Information shown:
•••

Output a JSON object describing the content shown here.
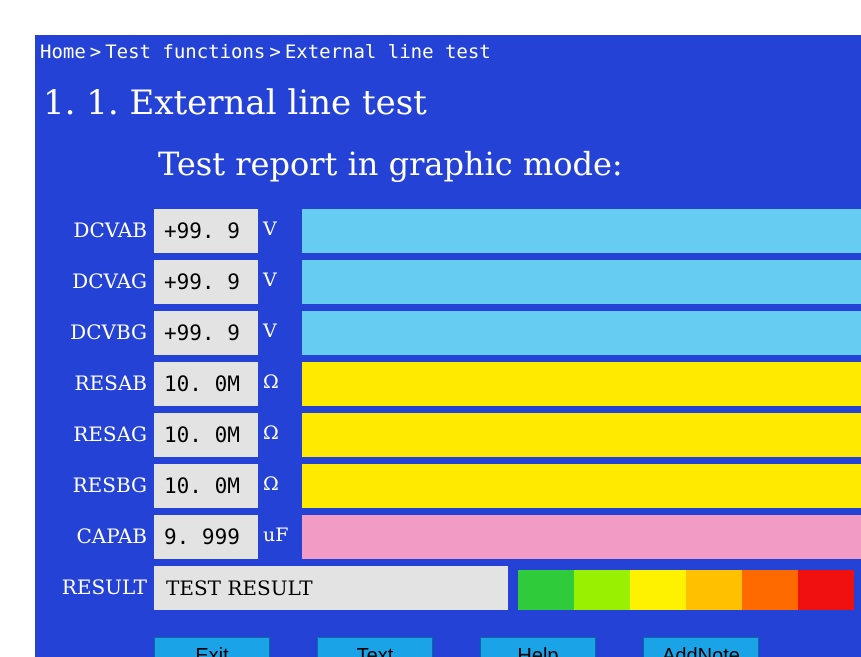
{
  "breadcrumb": {
    "items": [
      "Home",
      "Test functions",
      "External line test"
    ],
    "separator": ">"
  },
  "page": {
    "title": "1. 1. External line test",
    "subtitle": "Test report in graphic mode:"
  },
  "measurements": [
    {
      "label": "DCVAB",
      "value": "+99. 9",
      "unit": "V",
      "bar_color": "#66ccf2"
    },
    {
      "label": "DCVAG",
      "value": "+99. 9",
      "unit": "V",
      "bar_color": "#66ccf2"
    },
    {
      "label": "DCVBG",
      "value": "+99. 9",
      "unit": "V",
      "bar_color": "#66ccf2"
    },
    {
      "label": "RESAB",
      "value": "10. 0M",
      "unit": "Ω",
      "bar_color": "#ffea00"
    },
    {
      "label": "RESAG",
      "value": "10. 0M",
      "unit": "Ω",
      "bar_color": "#ffea00"
    },
    {
      "label": "RESBG",
      "value": "10. 0M",
      "unit": "Ω",
      "bar_color": "#ffea00"
    },
    {
      "label": "CAPAB",
      "value": "9. 999",
      "unit": "uF",
      "bar_color": "#f29bc4"
    }
  ],
  "result": {
    "label": "RESULT",
    "value": "TEST RESULT",
    "scale_colors": [
      "#2fcb3a",
      "#99f000",
      "#fff200",
      "#ffc000",
      "#ff6a00",
      "#f01010"
    ]
  },
  "buttons": [
    {
      "label": "Exit"
    },
    {
      "label": "Text"
    },
    {
      "label": "Help"
    },
    {
      "label": "AddNote"
    }
  ],
  "colors": {
    "background": "#2442d6",
    "field": "#e3e3e3",
    "button": "#1aa3e6"
  }
}
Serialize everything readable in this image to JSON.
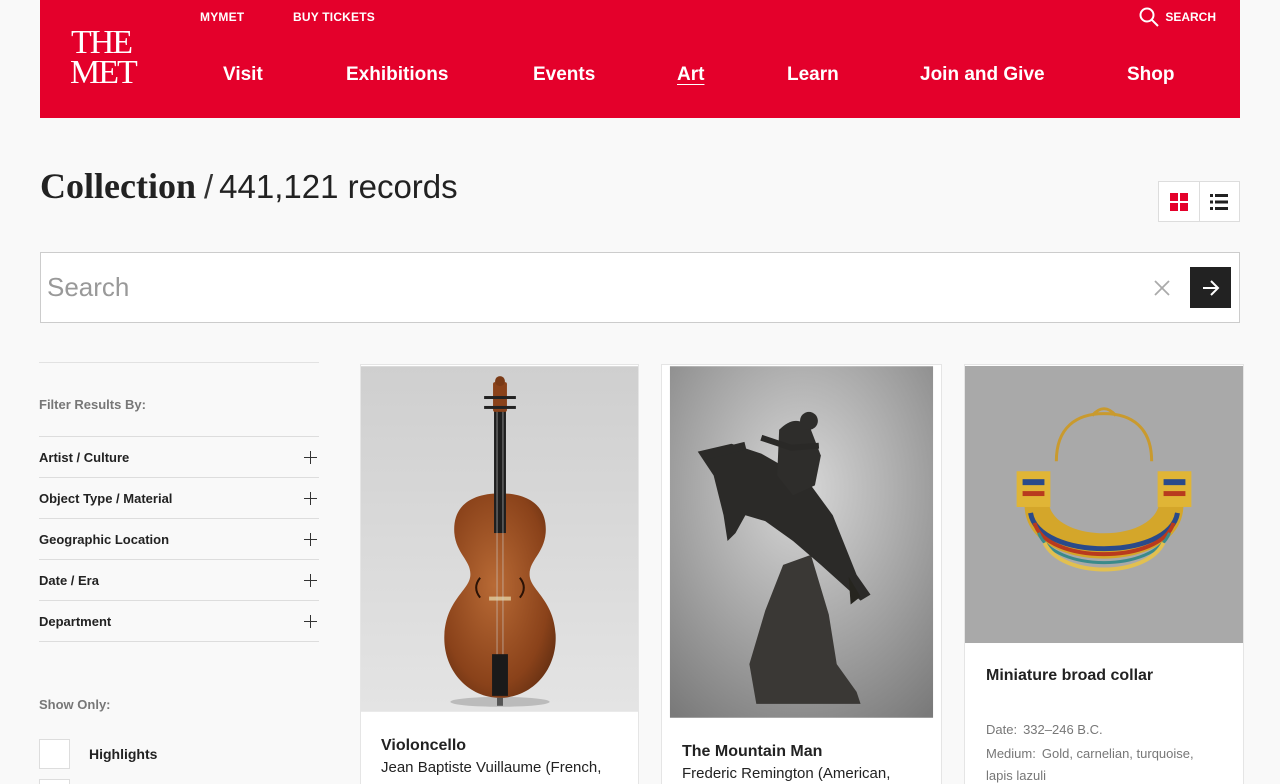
{
  "header": {
    "logo_line1": "THE",
    "logo_line2": "MET",
    "utility": {
      "mymet": "MYMET",
      "tickets": "BUY TICKETS",
      "search": "SEARCH"
    },
    "nav": [
      "Visit",
      "Exhibitions",
      "Events",
      "Art",
      "Learn",
      "Join and Give",
      "Shop"
    ],
    "active_nav": "Art"
  },
  "page": {
    "title": "Collection",
    "separator": "/",
    "record_count": "441,121 records"
  },
  "search": {
    "placeholder": "Search",
    "value": ""
  },
  "filters": {
    "heading": "Filter Results By:",
    "items": [
      "Artist / Culture",
      "Object Type / Material",
      "Geographic Location",
      "Date / Era",
      "Department"
    ],
    "show_only_heading": "Show Only:",
    "checkboxes": [
      "Highlights"
    ]
  },
  "results": [
    {
      "title": "Violoncello",
      "artist": "Jean Baptiste Vuillaume (French,",
      "date": "",
      "medium": ""
    },
    {
      "title": "The Mountain Man",
      "artist": "Frederic Remington (American,",
      "date": "",
      "medium": ""
    },
    {
      "title": "Miniature broad collar",
      "artist": "",
      "date_label": "Date:",
      "date": "332–246 B.C.",
      "medium_label": "Medium:",
      "medium": "Gold, carnelian, turquoise,",
      "medium_cont": "lapis lazuli"
    }
  ],
  "colors": {
    "brand_red": "#e4002b",
    "dark": "#222222",
    "muted": "#777777"
  },
  "icons": [
    "search-icon",
    "grid-view-icon",
    "list-view-icon",
    "clear-icon",
    "arrow-right-icon",
    "plus-icon"
  ]
}
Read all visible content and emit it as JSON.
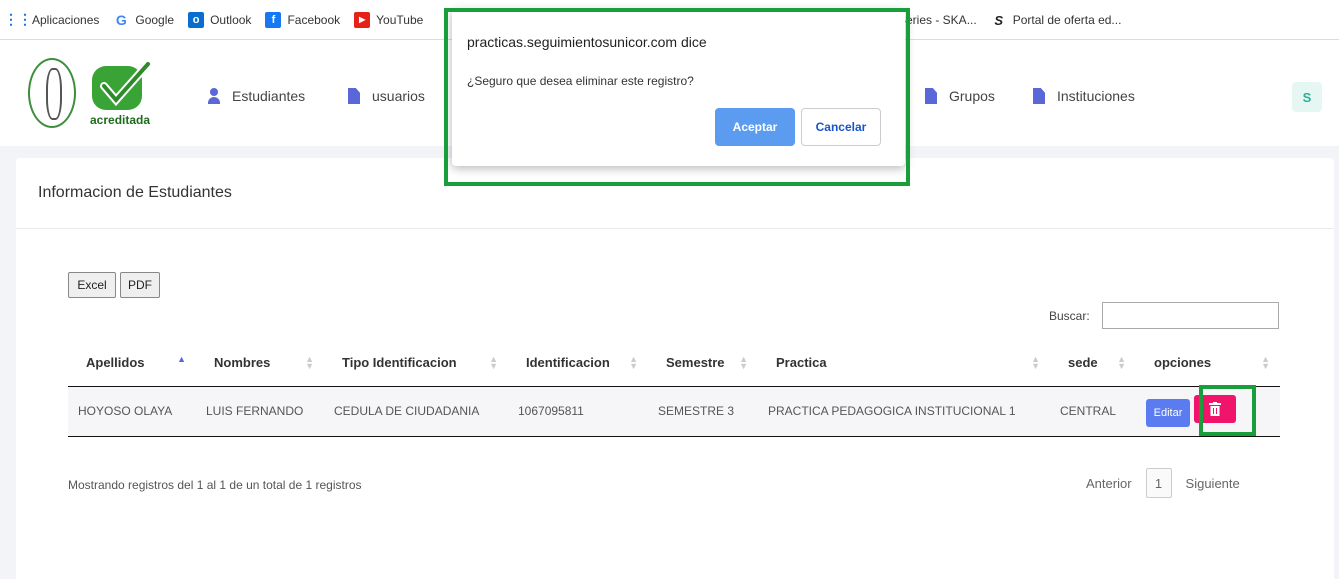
{
  "bookmarks": {
    "items": [
      {
        "label": "Aplicaciones",
        "icon": "apps-grid-icon"
      },
      {
        "label": "Google",
        "icon": "google-icon"
      },
      {
        "label": "Outlook",
        "icon": "outlook-icon"
      },
      {
        "label": "Facebook",
        "icon": "facebook-icon"
      },
      {
        "label": "YouTube",
        "icon": "youtube-icon"
      }
    ],
    "right_items": [
      {
        "label": "Series - SKA..."
      },
      {
        "label": "Portal de oferta ed..."
      }
    ]
  },
  "nav": {
    "logo_text": "acreditada",
    "items": [
      {
        "label": "Estudiantes",
        "icon": "user-icon"
      },
      {
        "label": "usuarios",
        "icon": "document-icon"
      },
      {
        "label": "Grupos",
        "icon": "document-icon"
      },
      {
        "label": "Instituciones",
        "icon": "document-icon"
      }
    ],
    "avatar_initial": "S"
  },
  "card": {
    "title": "Informacion de Estudiantes",
    "export_buttons": [
      "Excel",
      "PDF"
    ],
    "search_label": "Buscar:",
    "search_value": "",
    "columns": [
      "Apellidos",
      "Nombres",
      "Tipo Identificacion",
      "Identificacion",
      "Semestre",
      "Practica",
      "sede",
      "opciones"
    ],
    "rows": [
      {
        "apellidos": "HOYOSO OLAYA",
        "nombres": "LUIS FERNANDO",
        "tipo": "CEDULA DE CIUDADANIA",
        "identificacion": "1067095811",
        "semestre": "SEMESTRE 3",
        "practica": "PRACTICA PEDAGOGICA INSTITUCIONAL 1",
        "sede": "CENTRAL",
        "edit_label": "Editar"
      }
    ],
    "footer_info": "Mostrando registros del 1 al 1 de un total de 1 registros",
    "pager": {
      "prev": "Anterior",
      "page": "1",
      "next": "Siguiente"
    }
  },
  "dialog": {
    "title": "practicas.seguimientosunicor.com dice",
    "message": "¿Seguro que desea eliminar este registro?",
    "ok_label": "Aceptar",
    "cancel_label": "Cancelar"
  },
  "colors": {
    "accent": "#5a67d8",
    "delete": "#f0146a",
    "highlight": "#1a9e3c",
    "ok_button": "#5b9bf0"
  }
}
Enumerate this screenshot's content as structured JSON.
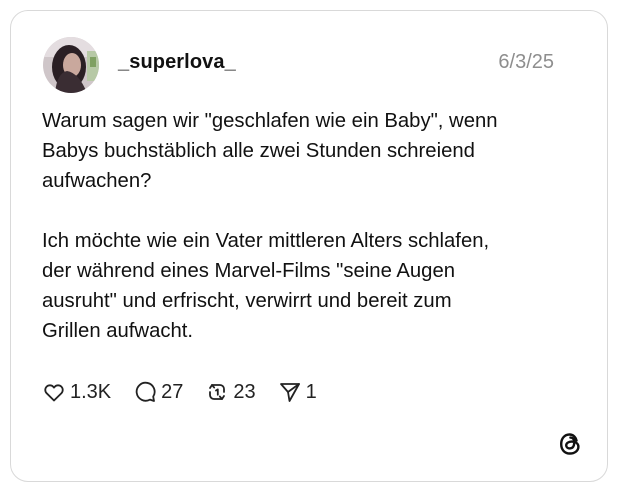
{
  "post": {
    "username": "_superlova_",
    "date": "6/3/25",
    "paragraphs": [
      "Warum sagen wir \"geschlafen wie ein Baby\", wenn\nBabys buchstäblich alle zwei Stunden schreiend\naufwachen?",
      "Ich möchte wie ein Vater mittleren Alters schlafen,\nder während eines Marvel-Films \"seine Augen\nausruht\" und erfrischt, verwirrt und bereit zum\nGrillen aufwacht."
    ]
  },
  "actions": {
    "likes": "1.3K",
    "replies": "27",
    "reposts": "23",
    "shares": "1"
  },
  "icons": {
    "like": "heart-icon",
    "reply": "speech-bubble-icon",
    "repost": "repost-icon",
    "share": "paper-plane-icon",
    "brand": "threads-logo-icon"
  },
  "colors": {
    "text": "#111111",
    "muted": "#8e8e8e",
    "border": "#d9d9d9"
  }
}
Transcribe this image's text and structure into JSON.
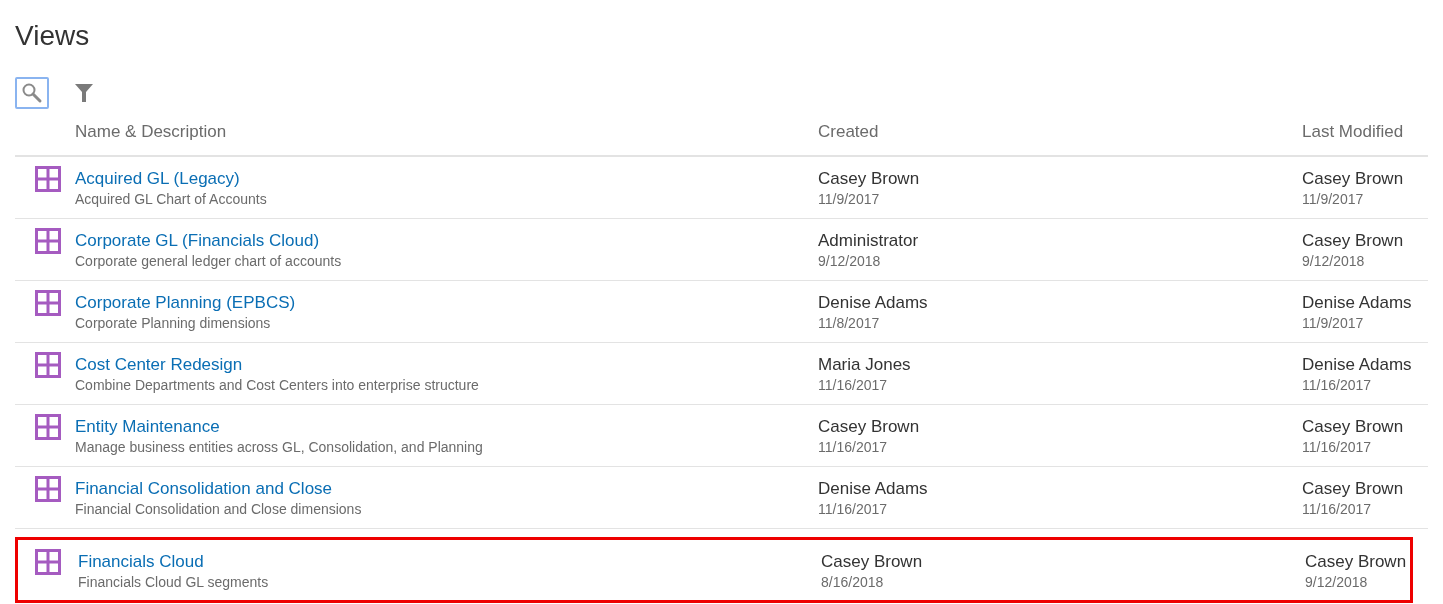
{
  "title": "Views",
  "toolbar": {
    "search_active": true
  },
  "columns": [
    "Name & Description",
    "Created",
    "Last Modified"
  ],
  "rows": [
    {
      "name": "Acquired GL (Legacy)",
      "description": "Acquired GL Chart of Accounts",
      "created_by": "Casey Brown",
      "created_date": "11/9/2017",
      "modified_by": "Casey Brown",
      "modified_date": "11/9/2017",
      "highlighted": false
    },
    {
      "name": "Corporate GL (Financials Cloud)",
      "description": "Corporate general ledger chart of accounts",
      "created_by": "Administrator",
      "created_date": "9/12/2018",
      "modified_by": "Casey Brown",
      "modified_date": "9/12/2018",
      "highlighted": false
    },
    {
      "name": "Corporate Planning (EPBCS)",
      "description": "Corporate Planning dimensions",
      "created_by": "Denise Adams",
      "created_date": "11/8/2017",
      "modified_by": "Denise Adams",
      "modified_date": "11/9/2017",
      "highlighted": false
    },
    {
      "name": "Cost Center Redesign",
      "description": "Combine Departments and Cost Centers into enterprise structure",
      "created_by": "Maria Jones",
      "created_date": "11/16/2017",
      "modified_by": "Denise Adams",
      "modified_date": "11/16/2017",
      "highlighted": false
    },
    {
      "name": "Entity Maintenance",
      "description": "Manage business entities across GL, Consolidation, and Planning",
      "created_by": "Casey Brown",
      "created_date": "11/16/2017",
      "modified_by": "Casey Brown",
      "modified_date": "11/16/2017",
      "highlighted": false
    },
    {
      "name": "Financial Consolidation and Close",
      "description": "Financial Consolidation and Close dimensions",
      "created_by": "Denise Adams",
      "created_date": "11/16/2017",
      "modified_by": "Casey Brown",
      "modified_date": "11/16/2017",
      "highlighted": false
    },
    {
      "name": "Financials Cloud",
      "description": "Financials Cloud GL segments",
      "created_by": "Casey Brown",
      "created_date": "8/16/2018",
      "modified_by": "Casey Brown",
      "modified_date": "9/12/2018",
      "highlighted": true
    }
  ]
}
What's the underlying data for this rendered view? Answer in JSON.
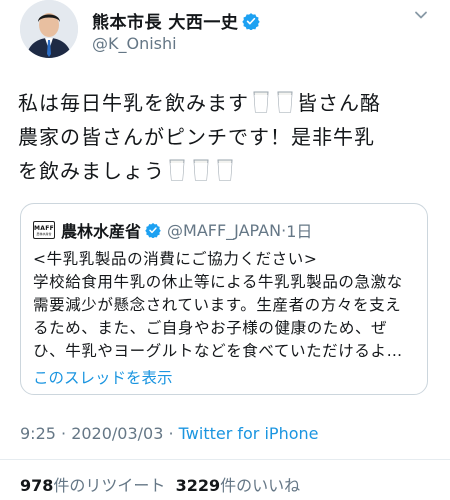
{
  "author": {
    "name": "熊本市長 大西一史",
    "handle": "@K_Onishi"
  },
  "tweet": {
    "line1": "私は毎日牛乳を飲みます",
    "line1_end": "皆さん酪",
    "line2": "農家の皆さんがピンチです！是非牛乳",
    "line3": "を飲みましょう"
  },
  "quoted": {
    "logo_text": "MAFF",
    "logo_subtext": "農林水産省",
    "name": "農林水産省",
    "handle": "@MAFF_JAPAN",
    "separator": "·",
    "time": "1日",
    "lines": [
      "<牛乳乳製品の消費にご協力ください>",
      "学校給食用牛乳の休止等による牛乳乳製品の急激な",
      "需要減少が懸念されています。生産者の方々を支え",
      "るため、また、ご自身やお子様の健康のため、ぜ",
      "ひ、牛乳やヨーグルトなどを食べていただけるよ…"
    ],
    "thread_link": "このスレッドを表示"
  },
  "meta": {
    "timestamp": "9:25 · 2020/03/03 · ",
    "source": "Twitter for iPhone"
  },
  "stats": {
    "retweets_count": "978",
    "retweets_label": "件のリツイート",
    "likes_count": "3229",
    "likes_label": "件のいいね"
  },
  "icons": {
    "verified": "verified-badge-icon",
    "chevron": "chevron-down-icon",
    "milk": "milk-glass-emoji"
  },
  "colors": {
    "verified_blue": "#1da1f2",
    "link_blue": "#1b95e0",
    "secondary_text": "#657786"
  }
}
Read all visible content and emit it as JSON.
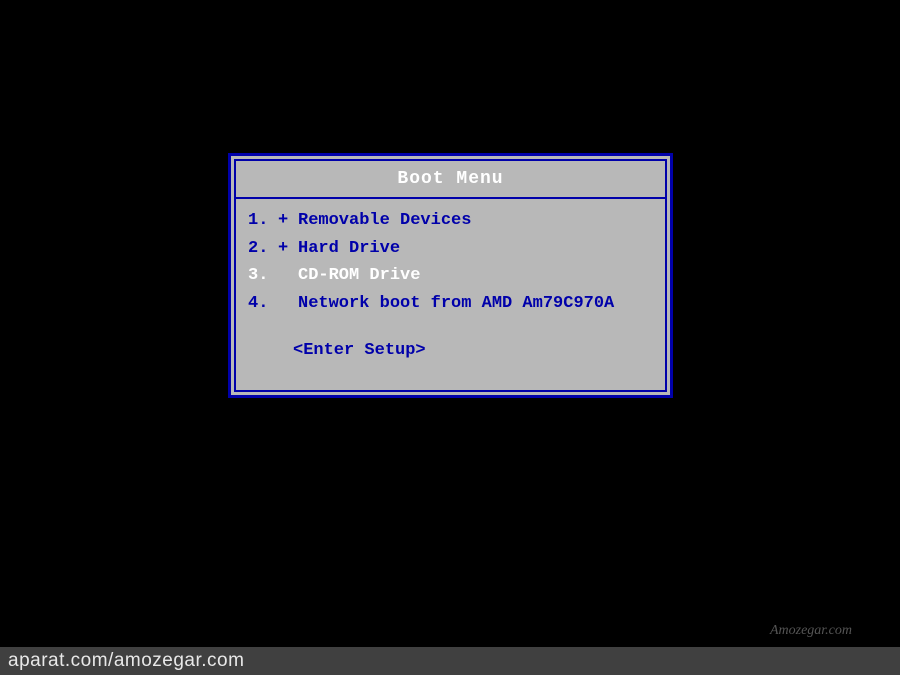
{
  "boot_menu": {
    "title": "Boot Menu",
    "items": [
      {
        "number": "1.",
        "prefix": "+",
        "label": "Removable Devices",
        "selected": false
      },
      {
        "number": "2.",
        "prefix": "+",
        "label": "Hard Drive",
        "selected": false
      },
      {
        "number": "3.",
        "prefix": "",
        "label": "CD-ROM Drive",
        "selected": true
      },
      {
        "number": "4.",
        "prefix": "",
        "label": "Network boot from AMD Am79C970A",
        "selected": false
      }
    ],
    "enter_setup": "<Enter Setup>"
  },
  "watermark_right": "Amozegar.com",
  "watermark_bottom": "aparat.com/amozegar.com"
}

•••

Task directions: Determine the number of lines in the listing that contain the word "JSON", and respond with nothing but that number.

Response box: 7